▸ **Recorded information**:
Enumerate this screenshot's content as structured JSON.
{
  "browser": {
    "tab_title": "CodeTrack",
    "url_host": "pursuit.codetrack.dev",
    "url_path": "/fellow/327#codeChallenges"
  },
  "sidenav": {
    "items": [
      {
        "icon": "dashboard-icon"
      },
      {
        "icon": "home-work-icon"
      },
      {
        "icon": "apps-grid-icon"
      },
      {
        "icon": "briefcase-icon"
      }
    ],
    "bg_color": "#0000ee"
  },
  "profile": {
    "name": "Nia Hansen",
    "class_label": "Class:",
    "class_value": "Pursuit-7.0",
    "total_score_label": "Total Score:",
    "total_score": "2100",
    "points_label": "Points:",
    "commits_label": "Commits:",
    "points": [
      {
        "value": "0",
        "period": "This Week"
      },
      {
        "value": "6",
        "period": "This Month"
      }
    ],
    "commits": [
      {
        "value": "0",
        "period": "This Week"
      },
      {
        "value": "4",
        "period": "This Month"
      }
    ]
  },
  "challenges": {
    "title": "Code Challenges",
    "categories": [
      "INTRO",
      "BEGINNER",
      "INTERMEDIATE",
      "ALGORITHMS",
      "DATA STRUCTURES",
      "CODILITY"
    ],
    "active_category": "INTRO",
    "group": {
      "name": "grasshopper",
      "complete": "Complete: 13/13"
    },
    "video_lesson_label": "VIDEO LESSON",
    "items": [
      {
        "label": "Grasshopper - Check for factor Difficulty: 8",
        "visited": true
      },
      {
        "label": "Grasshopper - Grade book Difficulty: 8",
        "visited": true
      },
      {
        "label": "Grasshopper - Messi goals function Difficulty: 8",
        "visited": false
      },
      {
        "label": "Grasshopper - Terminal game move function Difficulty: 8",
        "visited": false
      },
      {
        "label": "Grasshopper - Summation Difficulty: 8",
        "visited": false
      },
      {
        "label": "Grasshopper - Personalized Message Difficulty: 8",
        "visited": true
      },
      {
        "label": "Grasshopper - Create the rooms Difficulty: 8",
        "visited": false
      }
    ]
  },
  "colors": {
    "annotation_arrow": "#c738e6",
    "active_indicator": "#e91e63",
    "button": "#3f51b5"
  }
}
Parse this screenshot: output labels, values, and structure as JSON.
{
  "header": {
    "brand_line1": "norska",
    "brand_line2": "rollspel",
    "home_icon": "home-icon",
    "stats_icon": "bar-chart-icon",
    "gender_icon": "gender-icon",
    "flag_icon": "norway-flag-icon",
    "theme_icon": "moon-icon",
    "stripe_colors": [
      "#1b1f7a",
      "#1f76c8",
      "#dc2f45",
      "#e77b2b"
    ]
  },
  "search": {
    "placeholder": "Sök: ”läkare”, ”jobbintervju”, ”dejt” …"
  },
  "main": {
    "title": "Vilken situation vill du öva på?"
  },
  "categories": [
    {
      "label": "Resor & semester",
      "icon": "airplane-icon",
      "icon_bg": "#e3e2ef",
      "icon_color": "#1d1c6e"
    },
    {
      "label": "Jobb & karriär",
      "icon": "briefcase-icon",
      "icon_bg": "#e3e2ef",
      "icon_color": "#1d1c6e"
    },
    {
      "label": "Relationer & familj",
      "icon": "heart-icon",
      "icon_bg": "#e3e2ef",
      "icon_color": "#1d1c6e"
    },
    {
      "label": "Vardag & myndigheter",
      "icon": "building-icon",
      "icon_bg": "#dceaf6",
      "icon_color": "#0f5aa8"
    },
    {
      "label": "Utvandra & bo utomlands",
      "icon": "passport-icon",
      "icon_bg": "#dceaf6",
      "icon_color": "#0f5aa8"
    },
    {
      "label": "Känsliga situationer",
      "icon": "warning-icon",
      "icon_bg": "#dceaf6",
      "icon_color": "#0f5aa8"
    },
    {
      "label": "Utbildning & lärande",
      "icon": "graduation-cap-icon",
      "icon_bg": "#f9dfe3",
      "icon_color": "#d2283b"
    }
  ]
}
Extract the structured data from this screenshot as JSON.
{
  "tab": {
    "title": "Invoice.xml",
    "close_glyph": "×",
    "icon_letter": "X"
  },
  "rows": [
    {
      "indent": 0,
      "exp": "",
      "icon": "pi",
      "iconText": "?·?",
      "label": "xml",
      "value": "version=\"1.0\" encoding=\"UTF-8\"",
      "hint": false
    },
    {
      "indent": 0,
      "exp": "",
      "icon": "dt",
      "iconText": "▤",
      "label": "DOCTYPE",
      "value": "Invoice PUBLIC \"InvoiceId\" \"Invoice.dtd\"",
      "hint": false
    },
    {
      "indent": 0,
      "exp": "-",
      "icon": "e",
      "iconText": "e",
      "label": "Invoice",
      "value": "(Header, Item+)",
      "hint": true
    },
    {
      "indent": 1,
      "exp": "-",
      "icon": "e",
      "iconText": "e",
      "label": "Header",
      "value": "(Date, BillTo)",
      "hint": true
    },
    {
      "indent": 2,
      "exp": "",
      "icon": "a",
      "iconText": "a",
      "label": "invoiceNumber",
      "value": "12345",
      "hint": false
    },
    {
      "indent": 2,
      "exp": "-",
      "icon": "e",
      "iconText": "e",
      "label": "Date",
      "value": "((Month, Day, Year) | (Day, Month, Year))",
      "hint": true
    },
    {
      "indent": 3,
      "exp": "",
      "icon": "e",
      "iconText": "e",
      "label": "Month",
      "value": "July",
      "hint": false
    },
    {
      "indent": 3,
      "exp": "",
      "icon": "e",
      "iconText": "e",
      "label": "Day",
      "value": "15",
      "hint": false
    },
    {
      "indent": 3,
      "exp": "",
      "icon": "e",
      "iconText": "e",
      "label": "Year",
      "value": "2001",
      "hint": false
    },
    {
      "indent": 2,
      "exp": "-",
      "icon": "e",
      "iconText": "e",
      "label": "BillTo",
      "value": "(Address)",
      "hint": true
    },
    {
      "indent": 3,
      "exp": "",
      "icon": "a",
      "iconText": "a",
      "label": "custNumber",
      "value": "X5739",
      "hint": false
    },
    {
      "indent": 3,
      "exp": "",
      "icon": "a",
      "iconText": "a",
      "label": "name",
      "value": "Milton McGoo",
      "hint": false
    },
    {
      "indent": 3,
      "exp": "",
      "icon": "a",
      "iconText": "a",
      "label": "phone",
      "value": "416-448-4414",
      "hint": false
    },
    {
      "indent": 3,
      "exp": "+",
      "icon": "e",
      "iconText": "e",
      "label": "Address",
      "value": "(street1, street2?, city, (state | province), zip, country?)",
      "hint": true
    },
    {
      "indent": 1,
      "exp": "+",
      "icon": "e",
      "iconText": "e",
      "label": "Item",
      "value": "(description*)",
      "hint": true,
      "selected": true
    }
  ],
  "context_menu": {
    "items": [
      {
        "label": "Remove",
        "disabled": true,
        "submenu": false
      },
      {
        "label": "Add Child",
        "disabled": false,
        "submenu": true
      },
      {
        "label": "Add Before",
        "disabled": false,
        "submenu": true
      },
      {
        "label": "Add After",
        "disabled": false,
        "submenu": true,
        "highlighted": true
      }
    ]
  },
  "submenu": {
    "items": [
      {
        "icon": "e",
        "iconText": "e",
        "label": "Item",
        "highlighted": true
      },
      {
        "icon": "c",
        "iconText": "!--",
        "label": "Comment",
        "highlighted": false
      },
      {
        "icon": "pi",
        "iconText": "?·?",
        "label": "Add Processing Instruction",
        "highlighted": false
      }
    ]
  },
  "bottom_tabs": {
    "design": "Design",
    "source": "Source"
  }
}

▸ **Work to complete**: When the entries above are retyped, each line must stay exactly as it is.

▸ **Answer to the exercise**:
Enumerate this screenshot's content as structured JSON.
{
  "browser": {
    "tab_title": "CodeTrack",
    "url_host": "pursuit.codetrack.dev",
    "url_path": "/fellow/327#codeChallenges"
  },
  "sidenav": {
    "items": [
      {
        "icon": "dashboard-icon"
      },
      {
        "icon": "home-work-icon"
      },
      {
        "icon": "apps-grid-icon"
      },
      {
        "icon": "briefcase-icon"
      }
    ],
    "bg_color": "#0000ee"
  },
  "profile": {
    "name": "Nia Hansen",
    "class_label": "Class:",
    "class_value": "Pursuit-7.0",
    "total_score_label": "Total Score:",
    "total_score": "2100",
    "points_label": "Points:",
    "commits_label": "Commits:",
    "points": [
      {
        "value": "0",
        "period": "This Week"
      },
      {
        "value": "6",
        "period": "This Month"
      }
    ],
    "commits": [
      {
        "value": "0",
        "period": "This Week"
      },
      {
        "value": "4",
        "period": "This Month"
      }
    ]
  },
  "challenges": {
    "title": "Code Challenges",
    "categories": [
      "INTRO",
      "BEGINNER",
      "INTERMEDIATE",
      "ALGORITHMS",
      "DATA STRUCTURES",
      "CODILITY"
    ],
    "active_category": "INTRO",
    "group": {
      "name": "grasshopper",
      "complete": "Complete: 13/13"
    },
    "video_lesson_label": "VIDEO LESSON",
    "items": [
      {
        "label": "Grasshopper - Check for factor Difficulty: 8",
        "visited": true
      },
      {
        "label": "Grasshopper - Grade book Difficulty: 8",
        "visited": true
      },
      {
        "label": "Grasshopper - Messi goals function Difficulty: 8",
        "visited": false
      },
      {
        "label": "Grasshopper - Terminal game move function Difficulty: 8",
        "visited": false
      },
      {
        "label": "Grasshopper - Summation Difficulty: 8",
        "visited": false
      },
      {
        "label": "Grasshopper - Personalized Message Difficulty: 8",
        "visited": true
      },
      {
        "label": "Grasshopper - Create the rooms Difficulty: 8",
        "visited": false
      }
    ]
  },
  "colors": {
    "annotation_arrow": "#c738e6",
    "active_indicator": "#e91e63",
    "button": "#3f51b5"
  }
}
Parse this screenshot: output labels, values, and structure as JSON.
{
  "header": {
    "brand_line1": "norska",
    "brand_line2": "rollspel",
    "home_icon": "home-icon",
    "stats_icon": "bar-chart-icon",
    "gender_icon": "gender-icon",
    "flag_icon": "norway-flag-icon",
    "theme_icon": "moon-icon",
    "stripe_colors": [
      "#1b1f7a",
      "#1f76c8",
      "#dc2f45",
      "#e77b2b"
    ]
  },
  "search": {
    "placeholder": "Sök: ”läkare”, ”jobbintervju”, ”dejt” …"
  },
  "main": {
    "title": "Vilken situation vill du öva på?"
  },
  "categories": [
    {
      "label": "Resor & semester",
      "icon": "airplane-icon",
      "icon_bg": "#e3e2ef",
      "icon_color": "#1d1c6e"
    },
    {
      "label": "Jobb & karriär",
      "icon": "briefcase-icon",
      "icon_bg": "#e3e2ef",
      "icon_color": "#1d1c6e"
    },
    {
      "label": "Relationer & familj",
      "icon": "heart-icon",
      "icon_bg": "#e3e2ef",
      "icon_color": "#1d1c6e"
    },
    {
      "label": "Vardag & myndigheter",
      "icon": "building-icon",
      "icon_bg": "#dceaf6",
      "icon_color": "#0f5aa8"
    },
    {
      "label": "Utvandra & bo utomlands",
      "icon": "passport-icon",
      "icon_bg": "#dceaf6",
      "icon_color": "#0f5aa8"
    },
    {
      "label": "Känsliga situationer",
      "icon": "warning-icon",
      "icon_bg": "#dceaf6",
      "icon_color": "#0f5aa8"
    },
    {
      "label": "Utbildning & lärande",
      "icon": "graduation-cap-icon",
      "icon_bg": "#f9dfe3",
      "icon_color": "#d2283b"
    }
  ]
}
Extract the structured data from this screenshot as JSON.
{
  "tab": {
    "title": "Invoice.xml",
    "close_glyph": "×",
    "icon_letter": "X"
  },
  "rows": [
    {
      "indent": 0,
      "exp": "",
      "icon": "pi",
      "iconText": "?·?",
      "label": "xml",
      "value": "version=\"1.0\" encoding=\"UTF-8\"",
      "hint": false
    },
    {
      "indent": 0,
      "exp": "",
      "icon": "dt",
      "iconText": "▤",
      "label": "DOCTYPE",
      "value": "Invoice PUBLIC \"InvoiceId\" \"Invoice.dtd\"",
      "hint": false
    },
    {
      "indent": 0,
      "exp": "-",
      "icon": "e",
      "iconText": "e",
      "label": "Invoice",
      "value": "(Header, Item+)",
      "hint": true
    },
    {
      "indent": 1,
      "exp": "-",
      "icon": "e",
      "iconText": "e",
      "label": "Header",
      "value": "(Date, BillTo)",
      "hint": true
    },
    {
      "indent": 2,
      "exp": "",
      "icon": "a",
      "iconText": "a",
      "label": "invoiceNumber",
      "value": "12345",
      "hint": false
    },
    {
      "indent": 2,
      "exp": "-",
      "icon": "e",
      "iconText": "e",
      "label": "Date",
      "value": "((Month, Day, Year) | (Day, Month, Year))",
      "hint": true
    },
    {
      "indent": 3,
      "exp": "",
      "icon": "e",
      "iconText": "e",
      "label": "Month",
      "value": "July",
      "hint": false
    },
    {
      "indent": 3,
      "exp": "",
      "icon": "e",
      "iconText": "e",
      "label": "Day",
      "value": "15",
      "hint": false
    },
    {
      "indent": 3,
      "exp": "",
      "icon": "e",
      "iconText": "e",
      "label": "Year",
      "value": "2001",
      "hint": false
    },
    {
      "indent": 2,
      "exp": "-",
      "icon": "e",
      "iconText": "e",
      "label": "BillTo",
      "value": "(Address)",
      "hint": true
    },
    {
      "indent": 3,
      "exp": "",
      "icon": "a",
      "iconText": "a",
      "label": "custNumber",
      "value": "X5739",
      "hint": false
    },
    {
      "indent": 3,
      "exp": "",
      "icon": "a",
      "iconText": "a",
      "label": "name",
      "value": "Milton McGoo",
      "hint": false
    },
    {
      "indent": 3,
      "exp": "",
      "icon": "a",
      "iconText": "a",
      "label": "phone",
      "value": "416-448-4414",
      "hint": false
    },
    {
      "indent": 3,
      "exp": "+",
      "icon": "e",
      "iconText": "e",
      "label": "Address",
      "value": "(street1, street2?, city, (state | province), zip, country?)",
      "hint": true
    },
    {
      "indent": 1,
      "exp": "+",
      "icon": "e",
      "iconText": "e",
      "label": "Item",
      "value": "(description*)",
      "hint": true,
      "selected": true
    }
  ],
  "context_menu": {
    "items": [
      {
        "label": "Remove",
        "disabled": true,
        "submenu": false
      },
      {
        "label": "Add Child",
        "disabled": false,
        "submenu": true
      },
      {
        "label": "Add Before",
        "disabled": false,
        "submenu": true
      },
      {
        "label": "Add After",
        "disabled": false,
        "submenu": true,
        "highlighted": true
      }
    ]
  },
  "submenu": {
    "items": [
      {
        "icon": "e",
        "iconText": "e",
        "label": "Item",
        "highlighted": true
      },
      {
        "icon": "c",
        "iconText": "!--",
        "label": "Comment",
        "highlighted": false
      },
      {
        "icon": "pi",
        "iconText": "?·?",
        "label": "Add Processing Instruction",
        "highlighted": false
      }
    ]
  },
  "bottom_tabs": {
    "design": "Design",
    "source": "Source"
  }
}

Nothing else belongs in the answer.